→ Task instructions
Among the lines below, count those with the word "GROUP". Answer with the number only.

→ Supplied records

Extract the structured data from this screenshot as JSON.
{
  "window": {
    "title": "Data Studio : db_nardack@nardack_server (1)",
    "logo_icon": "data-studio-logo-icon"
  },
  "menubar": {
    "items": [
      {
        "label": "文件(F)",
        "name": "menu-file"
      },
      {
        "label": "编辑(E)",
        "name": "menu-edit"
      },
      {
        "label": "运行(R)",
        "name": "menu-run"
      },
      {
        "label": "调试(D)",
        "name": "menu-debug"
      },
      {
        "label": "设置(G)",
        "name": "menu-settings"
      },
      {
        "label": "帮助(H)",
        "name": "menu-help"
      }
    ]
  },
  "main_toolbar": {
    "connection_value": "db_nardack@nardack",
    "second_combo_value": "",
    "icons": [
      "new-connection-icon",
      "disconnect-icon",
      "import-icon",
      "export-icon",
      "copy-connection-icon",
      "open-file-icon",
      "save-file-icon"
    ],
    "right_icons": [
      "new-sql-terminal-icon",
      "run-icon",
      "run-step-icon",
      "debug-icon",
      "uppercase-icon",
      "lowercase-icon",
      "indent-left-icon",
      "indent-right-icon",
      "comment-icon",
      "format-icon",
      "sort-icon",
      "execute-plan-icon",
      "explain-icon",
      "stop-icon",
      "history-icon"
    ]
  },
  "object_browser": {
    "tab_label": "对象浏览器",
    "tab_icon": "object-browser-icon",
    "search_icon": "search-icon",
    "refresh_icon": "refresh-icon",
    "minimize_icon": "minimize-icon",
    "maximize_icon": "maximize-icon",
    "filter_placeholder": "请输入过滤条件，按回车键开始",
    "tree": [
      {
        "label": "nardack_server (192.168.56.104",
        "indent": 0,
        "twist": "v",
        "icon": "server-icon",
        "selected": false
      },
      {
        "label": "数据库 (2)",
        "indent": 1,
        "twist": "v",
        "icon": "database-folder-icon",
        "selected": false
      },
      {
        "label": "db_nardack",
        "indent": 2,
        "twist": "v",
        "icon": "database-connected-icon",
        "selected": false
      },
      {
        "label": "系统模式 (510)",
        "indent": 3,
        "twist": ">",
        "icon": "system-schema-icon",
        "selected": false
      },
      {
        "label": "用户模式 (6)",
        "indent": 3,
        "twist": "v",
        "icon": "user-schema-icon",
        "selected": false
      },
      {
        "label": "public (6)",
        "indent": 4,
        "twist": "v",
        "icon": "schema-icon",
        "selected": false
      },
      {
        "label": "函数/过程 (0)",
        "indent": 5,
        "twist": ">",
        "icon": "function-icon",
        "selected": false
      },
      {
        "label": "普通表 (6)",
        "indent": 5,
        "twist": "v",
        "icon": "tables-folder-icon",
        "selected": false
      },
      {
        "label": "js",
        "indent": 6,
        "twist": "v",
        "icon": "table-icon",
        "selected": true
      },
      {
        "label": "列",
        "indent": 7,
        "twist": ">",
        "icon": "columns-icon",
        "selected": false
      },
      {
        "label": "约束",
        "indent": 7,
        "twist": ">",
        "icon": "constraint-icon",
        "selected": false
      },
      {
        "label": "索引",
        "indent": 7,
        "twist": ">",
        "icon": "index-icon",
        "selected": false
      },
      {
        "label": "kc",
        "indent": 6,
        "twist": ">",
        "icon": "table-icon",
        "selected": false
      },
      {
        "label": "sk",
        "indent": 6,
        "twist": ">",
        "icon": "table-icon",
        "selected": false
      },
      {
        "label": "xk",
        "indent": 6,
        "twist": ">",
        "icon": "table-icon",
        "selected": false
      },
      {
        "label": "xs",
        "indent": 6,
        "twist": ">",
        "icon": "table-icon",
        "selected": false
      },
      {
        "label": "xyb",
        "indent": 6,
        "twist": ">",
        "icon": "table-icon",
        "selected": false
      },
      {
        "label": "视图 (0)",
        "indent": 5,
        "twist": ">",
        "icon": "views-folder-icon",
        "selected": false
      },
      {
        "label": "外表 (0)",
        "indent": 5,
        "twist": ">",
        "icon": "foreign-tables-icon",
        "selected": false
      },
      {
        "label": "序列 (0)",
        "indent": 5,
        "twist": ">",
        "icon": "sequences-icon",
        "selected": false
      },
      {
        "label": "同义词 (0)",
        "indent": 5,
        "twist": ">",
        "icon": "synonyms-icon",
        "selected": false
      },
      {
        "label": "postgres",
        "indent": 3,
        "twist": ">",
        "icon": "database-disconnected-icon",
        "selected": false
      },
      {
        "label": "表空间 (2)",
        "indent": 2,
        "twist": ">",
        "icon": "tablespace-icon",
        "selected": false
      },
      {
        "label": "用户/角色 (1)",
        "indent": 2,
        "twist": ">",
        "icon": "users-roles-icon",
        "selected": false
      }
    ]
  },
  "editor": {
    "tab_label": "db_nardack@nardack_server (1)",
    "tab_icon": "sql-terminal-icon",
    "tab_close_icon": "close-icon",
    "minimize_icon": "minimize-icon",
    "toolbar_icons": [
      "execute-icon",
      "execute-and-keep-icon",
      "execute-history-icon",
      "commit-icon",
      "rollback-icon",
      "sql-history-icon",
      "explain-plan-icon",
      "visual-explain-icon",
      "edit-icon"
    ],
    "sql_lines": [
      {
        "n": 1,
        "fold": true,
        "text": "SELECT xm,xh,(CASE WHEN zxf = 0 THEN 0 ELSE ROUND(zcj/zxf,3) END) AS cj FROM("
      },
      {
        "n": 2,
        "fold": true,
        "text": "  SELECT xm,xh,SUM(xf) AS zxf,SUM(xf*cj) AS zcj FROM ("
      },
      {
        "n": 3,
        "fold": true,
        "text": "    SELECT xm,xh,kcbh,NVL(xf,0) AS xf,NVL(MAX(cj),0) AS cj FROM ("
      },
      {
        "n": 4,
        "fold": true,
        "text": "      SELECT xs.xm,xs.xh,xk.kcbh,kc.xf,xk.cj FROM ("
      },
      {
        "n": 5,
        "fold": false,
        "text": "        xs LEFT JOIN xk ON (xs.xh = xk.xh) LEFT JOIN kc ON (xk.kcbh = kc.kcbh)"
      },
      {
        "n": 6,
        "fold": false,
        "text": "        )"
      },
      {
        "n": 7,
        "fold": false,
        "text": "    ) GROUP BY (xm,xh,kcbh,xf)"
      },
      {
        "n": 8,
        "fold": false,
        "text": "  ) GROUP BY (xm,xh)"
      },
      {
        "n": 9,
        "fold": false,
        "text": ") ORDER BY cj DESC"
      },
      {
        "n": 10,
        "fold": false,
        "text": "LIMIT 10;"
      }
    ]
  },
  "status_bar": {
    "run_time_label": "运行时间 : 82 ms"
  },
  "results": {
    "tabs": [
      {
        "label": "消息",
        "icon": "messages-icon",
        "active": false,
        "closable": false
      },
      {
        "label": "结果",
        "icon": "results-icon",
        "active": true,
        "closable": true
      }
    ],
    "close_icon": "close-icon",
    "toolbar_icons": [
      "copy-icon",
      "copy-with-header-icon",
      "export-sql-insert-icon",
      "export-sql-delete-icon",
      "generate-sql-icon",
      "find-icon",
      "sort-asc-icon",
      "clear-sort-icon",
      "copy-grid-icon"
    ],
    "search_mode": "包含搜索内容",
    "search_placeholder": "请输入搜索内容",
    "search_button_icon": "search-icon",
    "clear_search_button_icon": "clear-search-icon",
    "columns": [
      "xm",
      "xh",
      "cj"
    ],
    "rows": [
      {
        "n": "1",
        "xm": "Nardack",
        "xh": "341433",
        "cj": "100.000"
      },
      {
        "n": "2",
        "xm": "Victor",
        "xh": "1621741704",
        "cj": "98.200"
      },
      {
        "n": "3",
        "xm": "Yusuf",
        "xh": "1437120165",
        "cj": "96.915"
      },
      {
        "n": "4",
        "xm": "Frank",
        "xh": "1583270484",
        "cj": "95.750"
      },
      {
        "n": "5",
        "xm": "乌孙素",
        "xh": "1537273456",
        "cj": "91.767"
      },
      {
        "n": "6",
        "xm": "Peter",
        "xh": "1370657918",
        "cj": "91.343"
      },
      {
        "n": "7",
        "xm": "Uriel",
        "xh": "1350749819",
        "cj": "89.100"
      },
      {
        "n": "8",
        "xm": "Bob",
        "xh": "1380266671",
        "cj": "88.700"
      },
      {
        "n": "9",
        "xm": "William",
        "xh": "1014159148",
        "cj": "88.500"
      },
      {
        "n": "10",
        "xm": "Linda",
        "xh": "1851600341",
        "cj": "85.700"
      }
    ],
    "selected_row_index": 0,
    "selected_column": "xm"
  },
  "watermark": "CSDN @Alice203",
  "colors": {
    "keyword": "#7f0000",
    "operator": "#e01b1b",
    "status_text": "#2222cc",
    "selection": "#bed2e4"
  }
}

→ Output
2